Probiotic supplements might prefer not to keep reputational company with pharmaceuticals anyway. Notes Jennifer Montgomery, AMCAS marketing lead, probiotics, DuPont Nutrition & Biosciences (Madison, WI), “Drugs tend to have substantial side effects. Contrast this with probiotics, where the safety record is extremely good, side effects extremely rare, and risks to users very small.”
Indeed, one of CRN’s gripes with the “60 Minutes” probiotic segment was how the program “falsely called into question the safety and regulation of this category,” Wong notes, pointing out the long history of safety studies undergirding probiotics’ safe use.
“Further,” she adds, “probiotic products marketed as dietary supplements are subject to comprehensive dietary supplement regulations that encompass safety, manufacturing, labeling, and claims.” So nothing to worry about here, either.
One aspect of the AGA guidelines and the “60 Minutes” report that industry insiders praise is their acknowledgement of strain specificity.
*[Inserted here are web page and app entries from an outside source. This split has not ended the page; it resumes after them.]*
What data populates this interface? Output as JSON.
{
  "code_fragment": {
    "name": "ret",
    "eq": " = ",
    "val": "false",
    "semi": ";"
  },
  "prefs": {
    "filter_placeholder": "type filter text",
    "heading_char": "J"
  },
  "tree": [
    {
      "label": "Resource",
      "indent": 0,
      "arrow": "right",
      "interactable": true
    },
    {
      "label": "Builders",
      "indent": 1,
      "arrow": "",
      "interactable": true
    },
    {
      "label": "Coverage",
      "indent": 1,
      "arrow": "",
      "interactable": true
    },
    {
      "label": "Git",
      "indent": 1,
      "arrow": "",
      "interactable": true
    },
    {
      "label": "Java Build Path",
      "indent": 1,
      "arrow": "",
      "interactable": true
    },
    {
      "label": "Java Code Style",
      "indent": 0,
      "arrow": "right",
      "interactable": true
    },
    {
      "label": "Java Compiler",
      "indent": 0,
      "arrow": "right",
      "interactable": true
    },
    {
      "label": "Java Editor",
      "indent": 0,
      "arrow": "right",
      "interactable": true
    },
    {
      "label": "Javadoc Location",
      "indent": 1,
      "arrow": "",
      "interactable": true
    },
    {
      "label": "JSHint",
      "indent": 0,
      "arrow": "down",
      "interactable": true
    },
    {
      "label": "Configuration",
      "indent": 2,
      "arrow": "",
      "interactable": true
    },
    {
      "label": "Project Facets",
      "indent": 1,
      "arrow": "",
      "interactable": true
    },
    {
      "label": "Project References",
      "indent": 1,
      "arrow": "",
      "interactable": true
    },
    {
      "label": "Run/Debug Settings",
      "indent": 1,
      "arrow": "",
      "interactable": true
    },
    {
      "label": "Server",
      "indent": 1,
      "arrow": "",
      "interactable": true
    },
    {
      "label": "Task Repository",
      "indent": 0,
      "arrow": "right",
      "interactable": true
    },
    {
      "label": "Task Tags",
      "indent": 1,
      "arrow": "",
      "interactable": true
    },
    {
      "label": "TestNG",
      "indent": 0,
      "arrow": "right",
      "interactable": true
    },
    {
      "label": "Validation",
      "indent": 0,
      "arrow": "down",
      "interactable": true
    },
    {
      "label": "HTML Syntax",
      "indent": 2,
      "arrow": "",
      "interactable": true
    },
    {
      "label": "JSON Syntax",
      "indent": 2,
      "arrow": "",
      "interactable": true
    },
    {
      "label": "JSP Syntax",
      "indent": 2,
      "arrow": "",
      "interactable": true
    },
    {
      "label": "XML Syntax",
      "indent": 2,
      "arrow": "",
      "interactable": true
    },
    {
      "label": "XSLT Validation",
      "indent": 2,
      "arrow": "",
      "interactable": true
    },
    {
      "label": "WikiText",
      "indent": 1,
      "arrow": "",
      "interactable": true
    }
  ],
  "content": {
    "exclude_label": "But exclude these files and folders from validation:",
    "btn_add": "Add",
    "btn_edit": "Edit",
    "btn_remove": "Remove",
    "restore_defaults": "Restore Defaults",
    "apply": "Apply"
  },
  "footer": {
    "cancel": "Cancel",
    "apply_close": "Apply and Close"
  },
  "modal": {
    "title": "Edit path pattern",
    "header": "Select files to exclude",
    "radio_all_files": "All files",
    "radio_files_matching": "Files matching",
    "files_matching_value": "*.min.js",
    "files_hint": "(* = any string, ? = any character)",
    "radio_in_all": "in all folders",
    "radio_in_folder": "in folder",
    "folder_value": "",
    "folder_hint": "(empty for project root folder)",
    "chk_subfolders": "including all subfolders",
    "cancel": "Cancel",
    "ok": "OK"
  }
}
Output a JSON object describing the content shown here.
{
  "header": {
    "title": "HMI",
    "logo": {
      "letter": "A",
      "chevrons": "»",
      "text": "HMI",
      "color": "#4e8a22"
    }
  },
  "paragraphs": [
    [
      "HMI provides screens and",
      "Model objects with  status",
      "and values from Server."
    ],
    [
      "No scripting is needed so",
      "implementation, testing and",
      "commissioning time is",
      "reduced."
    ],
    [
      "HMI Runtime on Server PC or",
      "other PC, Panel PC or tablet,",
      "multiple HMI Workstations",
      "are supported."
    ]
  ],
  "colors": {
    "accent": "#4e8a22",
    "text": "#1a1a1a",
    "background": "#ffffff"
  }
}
As Paraskevakos says, “There’s overwhelming evidence toward strain-specific probiotic effects. Probiotics shouldn’t be treated as a homogenous class of interventions.”
Yet while Shaheen Majeed, president worldwide, Sabinsa (East Windsor, NJ), also appreciates the mention of strain specificity, he considers the AGA late to the game.
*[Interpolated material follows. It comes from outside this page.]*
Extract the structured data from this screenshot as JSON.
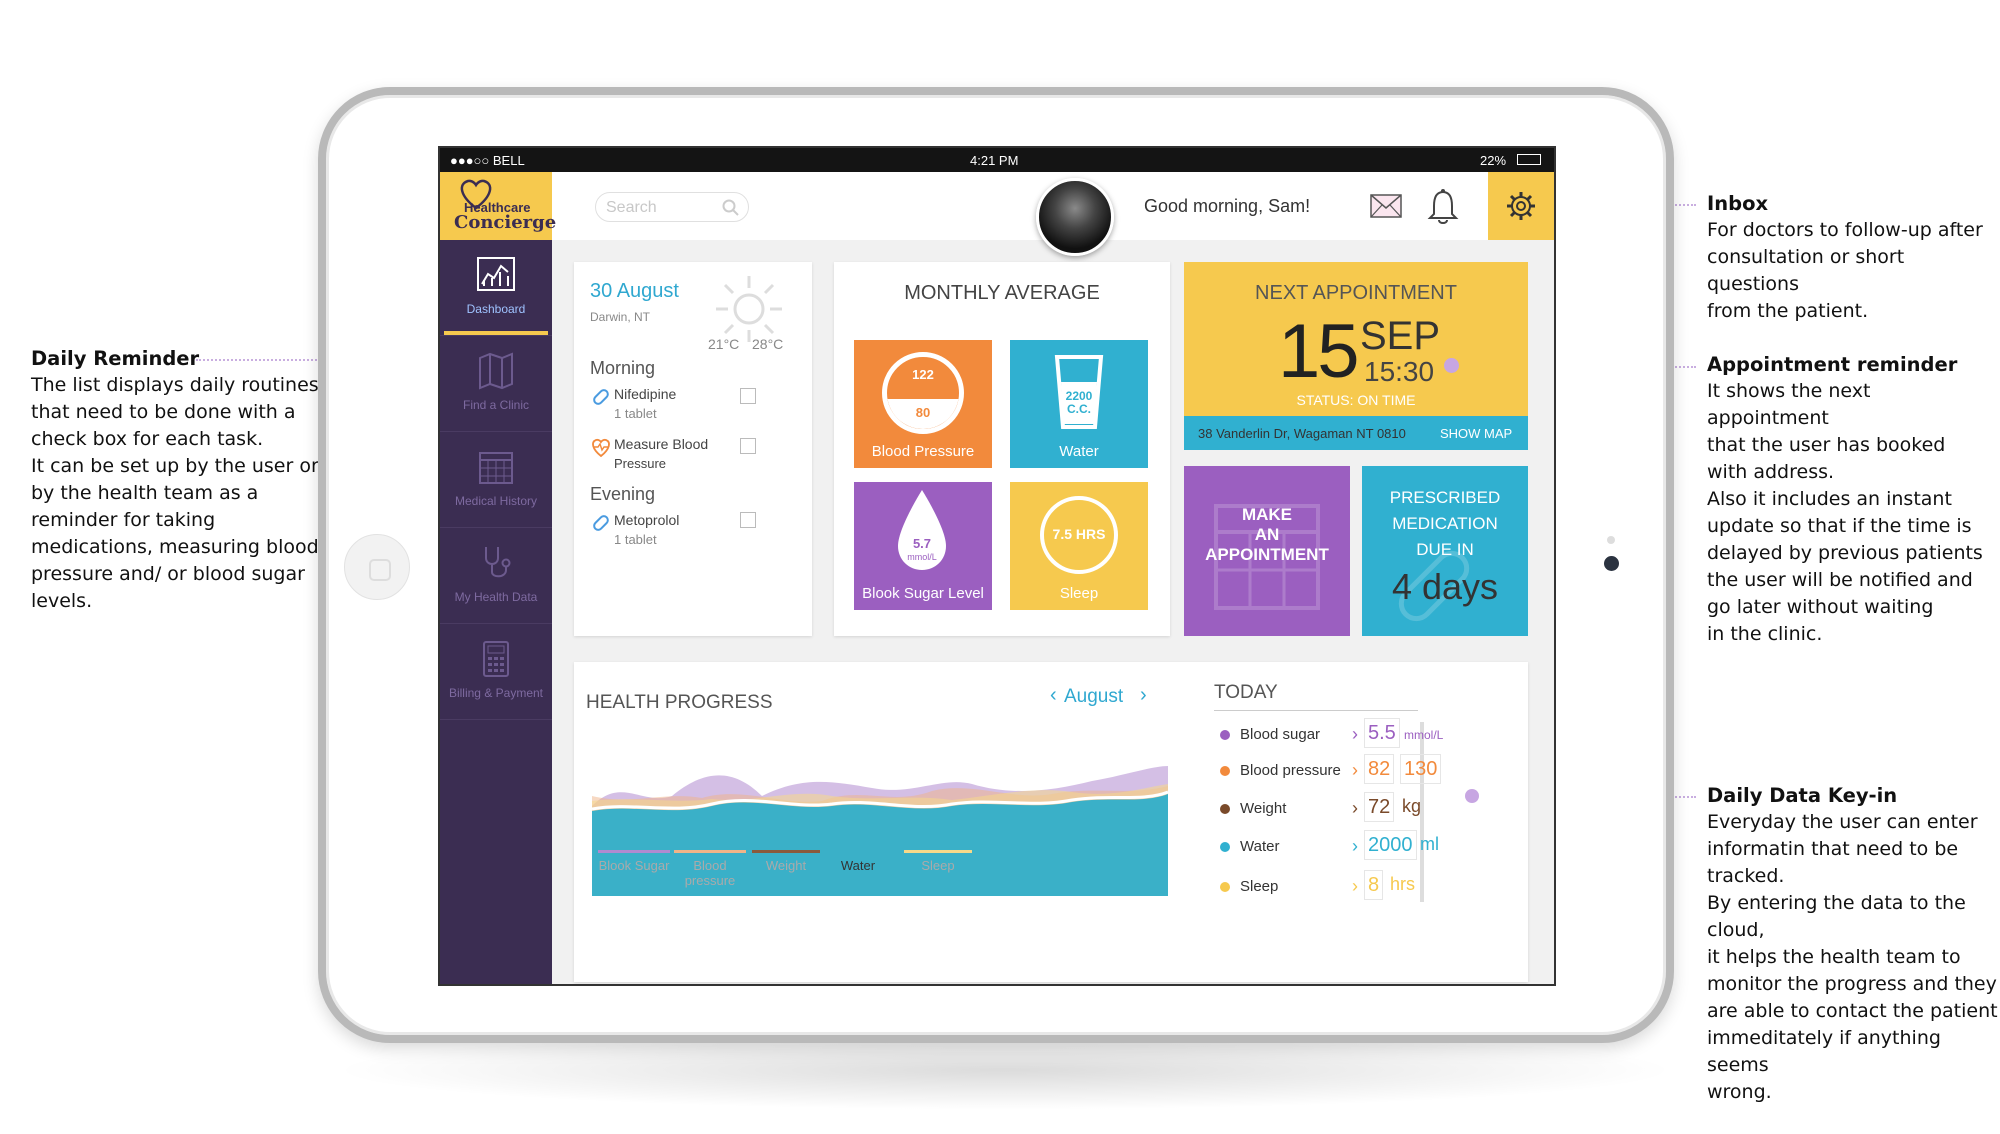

“The study postulates that devising a product with a proper, viable, and potent strain of probiotic species—and administering it at an optimal probiotic concentration—may produce the desired health effects,” Majeed says. “But that observation is actually a bit behind the times because those involved in formulating effective probiotic products already know that formulators need to select the right probiotic for the intended benefit.”
Either way, the underlying message isn’t all bad, Majeed concludes. “The AGA guidelines aren’t against the use of probiotics, but rather define the conditions where probiotics cannot be used as supportive therapy. Thus, we shouldn’t feel the report as a blow, but as a roadmap for developing probiotic niches.”
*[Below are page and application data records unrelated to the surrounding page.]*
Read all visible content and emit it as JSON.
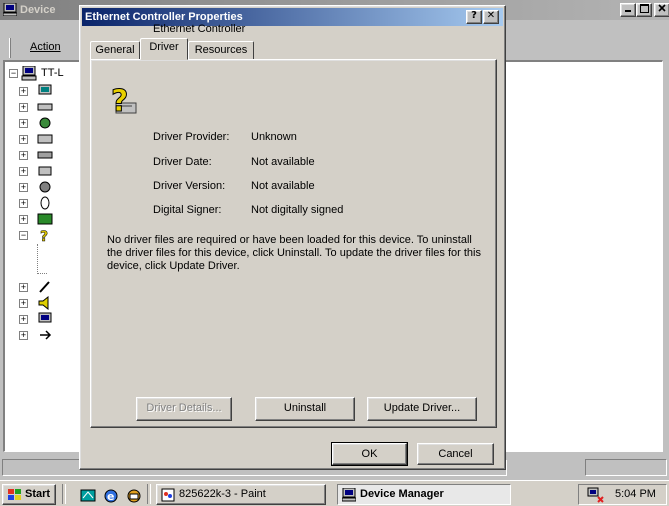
{
  "device_manager": {
    "title": "Device",
    "menu_action": "Action",
    "tree_root_label": "TT-L"
  },
  "dialog": {
    "title": "Ethernet Controller Properties",
    "help_button": "?",
    "close_button": "✕",
    "tabs": [
      {
        "label": "General"
      },
      {
        "label": "Driver"
      },
      {
        "label": "Resources"
      }
    ],
    "device_name": "Ethernet Controller",
    "fields": [
      {
        "label": "Driver Provider:",
        "value": "Unknown"
      },
      {
        "label": "Driver Date:",
        "value": "Not available"
      },
      {
        "label": "Driver Version:",
        "value": "Not available"
      },
      {
        "label": "Digital Signer:",
        "value": "Not digitally signed"
      }
    ],
    "description": "No driver files are required or have been loaded for this device. To uninstall the driver files for this device, click Uninstall. To update the driver files for this device, click Update Driver.",
    "buttons": {
      "driver_details": "Driver Details...",
      "uninstall": "Uninstall",
      "update_driver": "Update Driver...",
      "ok": "OK",
      "cancel": "Cancel"
    }
  },
  "taskbar": {
    "start_label": "Start",
    "tasks": [
      {
        "label": "825622k-3 - Paint"
      },
      {
        "label": "Device Manager"
      }
    ],
    "clock": "5:04 PM"
  }
}
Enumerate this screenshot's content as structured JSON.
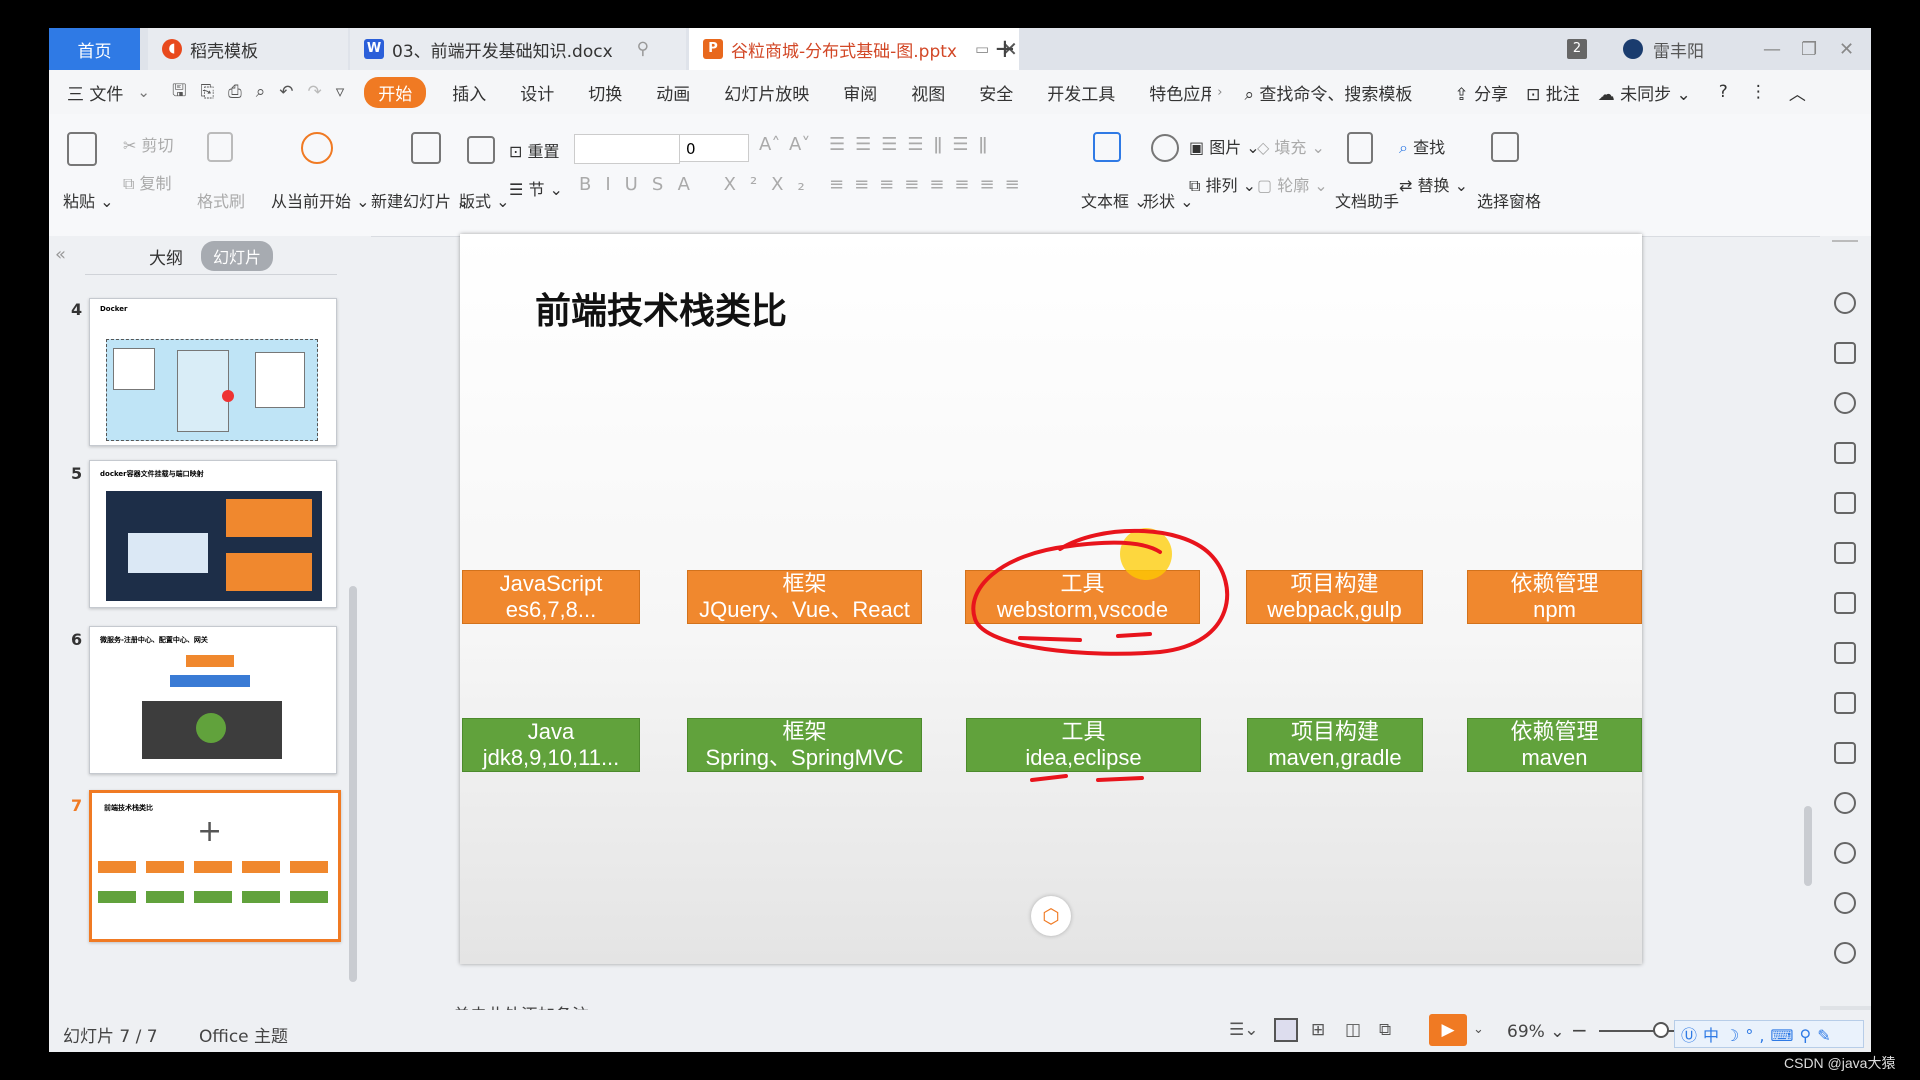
{
  "tabs": {
    "home": "首页",
    "template": "稻壳模板",
    "doc": "03、前端开发基础知识.docx",
    "ppt": "谷粒商城-分布式基础-图.pptx",
    "add": "+"
  },
  "titlebar_right": {
    "badge": "2",
    "user": "雷丰阳"
  },
  "menu": {
    "file": "三 文件",
    "items": [
      "开始",
      "插入",
      "设计",
      "切换",
      "动画",
      "幻灯片放映",
      "审阅",
      "视图",
      "安全",
      "开发工具",
      "特色应用"
    ],
    "search": "查找命令、搜索模板",
    "share": "分享",
    "comment": "批注",
    "sync": "未同步"
  },
  "ribbon": {
    "paste": "粘贴",
    "cut": "剪切",
    "copy": "复制",
    "format_painter": "格式刷",
    "play_from_current": "从当前开始",
    "new_slide": "新建幻灯片",
    "layout": "版式",
    "reset": "重置",
    "section": "节",
    "font_size": "0",
    "textbox": "文本框",
    "shape": "形状",
    "picture": "图片",
    "arrange": "排列",
    "fill": "填充",
    "outline": "轮廓",
    "doc_assistant": "文档助手",
    "find": "查找",
    "replace": "替换",
    "select_pane": "选择窗格"
  },
  "left_panel": {
    "outline": "大纲",
    "slides": "幻灯片",
    "add": "+",
    "thumbs": [
      {
        "num": "4",
        "title": "Docker"
      },
      {
        "num": "5",
        "title": "docker容器文件挂载与端口映射"
      },
      {
        "num": "6",
        "title": "微服务-注册中心、配置中心、网关"
      },
      {
        "num": "7",
        "title": "前端技术栈类比"
      }
    ]
  },
  "slide": {
    "title": "前端技术栈类比",
    "row_frontend": [
      {
        "line1": "JavaScript",
        "line2": "es6,7,8..."
      },
      {
        "line1": "框架",
        "line2": "JQuery、Vue、React"
      },
      {
        "line1": "工具",
        "line2": "webstorm,vscode"
      },
      {
        "line1": "项目构建",
        "line2": "webpack,gulp"
      },
      {
        "line1": "依赖管理",
        "line2": "npm"
      }
    ],
    "row_backend": [
      {
        "line1": "Java",
        "line2": "jdk8,9,10,11..."
      },
      {
        "line1": "框架",
        "line2": "Spring、SpringMVC"
      },
      {
        "line1": "工具",
        "line2": "idea,eclipse"
      },
      {
        "line1": "项目构建",
        "line2": "maven,gradle"
      },
      {
        "line1": "依赖管理",
        "line2": "maven"
      }
    ]
  },
  "notes": "单击此处添加备注",
  "status": {
    "slide_counter": "幻灯片 7 / 7",
    "theme": "Office 主题",
    "zoom": "69%"
  },
  "watermark": "CSDN @java大猿",
  "colors": {
    "accent": "#f07a23",
    "orange_box": "#f0882e",
    "green_box": "#61a23c",
    "annotation": "#e8141c",
    "home_tab": "#2f7ae5"
  }
}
That’s just what industry is doing, with an emphasis on study quality. “Formulators should rely on properly planned and evaluated research,” Majeed says. “It’s not enough to say there’s research on a probiotic; the quality of that research matters.”
Montgomery puts her company’s research in that camp. “Our eight-step Howaru Verify Protocol ensures that our probiotic strains are well-documented for safety, quality, and efficacy,” she says. That means conducting clinical trials on probiotic strains and strain combinations to demonstrate safety and efficacy, monitoring viability through study duration, consistently reporting adverse events, and registering all studies on clinical-trial registries. “We also believe in clinical-trial transparency and seek to eliminate bias in our trials via multiple mechanisms,” she says.
Which makes you wonder what all the fuss is about.
“We’re not seeing any slowdown in probiotic use or sales,” Paraskevakos says. Forecasts predict 10% retail growth in the category for 2020 and beyond, he notes, and “while we don’t have the numbers yet, all indications are that e-commerce will be more.” Further research even shows that consumers appreciate probiotics’ scientifically supported immune benefits even more as the COVID-19 pandemic persists.
In fact, the IPA has fielded more requests for information since the AGA guidelines and “60 Minutes” story dropped, Paraskevakos says, with the group’s education and science committees busy answering questions and creating resources for healthcare providers, journalists, and consumers.
“The job is never finished,” he says. “But hopefully, one day we’ll stop seeing misinformation published about probiotics.”